Excerpted records START

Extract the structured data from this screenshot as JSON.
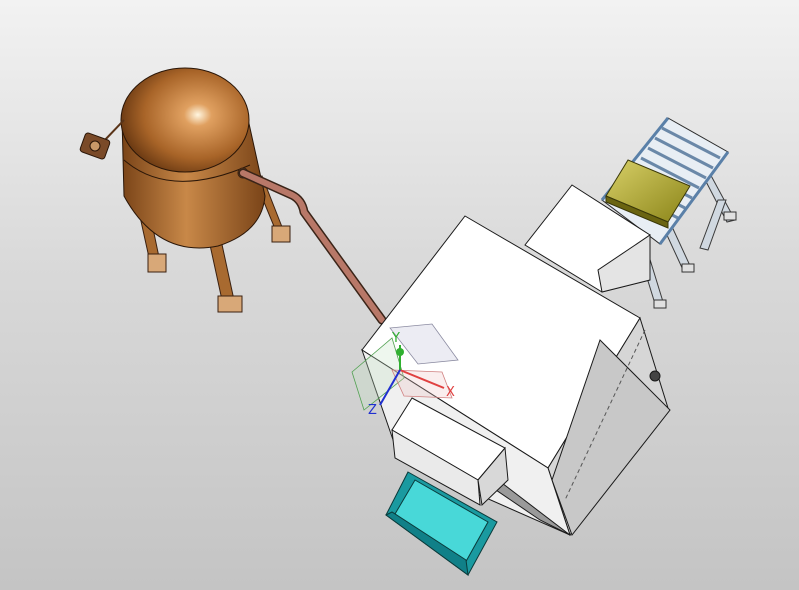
{
  "viewport": {
    "background_top": "#f2f2f2",
    "background_bottom": "#c4c4c4"
  },
  "triad": {
    "x_label": "X",
    "y_label": "Y",
    "z_label": "Z",
    "x_color": "#e04040",
    "y_color": "#30b030",
    "z_color": "#2030d0"
  },
  "colors": {
    "tank": "#b8743a",
    "pipe": "#a86850",
    "machine": "#ffffff",
    "bin": "#30c8c8",
    "tray": "#a8a030",
    "conveyor": "#7aa0c8"
  },
  "icons": [
    "compressor-tank-icon",
    "gauge-icon",
    "feeder-conveyor-icon",
    "coordinate-triad-icon"
  ]
}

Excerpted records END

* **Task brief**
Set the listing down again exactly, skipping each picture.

* **Task response**
Extract the structured data from this screenshot as JSON.
{
  "viewport": {
    "background_top": "#f2f2f2",
    "background_bottom": "#c4c4c4"
  },
  "triad": {
    "x_label": "X",
    "y_label": "Y",
    "z_label": "Z",
    "x_color": "#e04040",
    "y_color": "#30b030",
    "z_color": "#2030d0"
  },
  "colors": {
    "tank": "#b8743a",
    "pipe": "#a86850",
    "machine": "#ffffff",
    "bin": "#30c8c8",
    "tray": "#a8a030",
    "conveyor": "#7aa0c8"
  },
  "icons": [
    "compressor-tank-icon",
    "gauge-icon",
    "feeder-conveyor-icon",
    "coordinate-triad-icon"
  ]
}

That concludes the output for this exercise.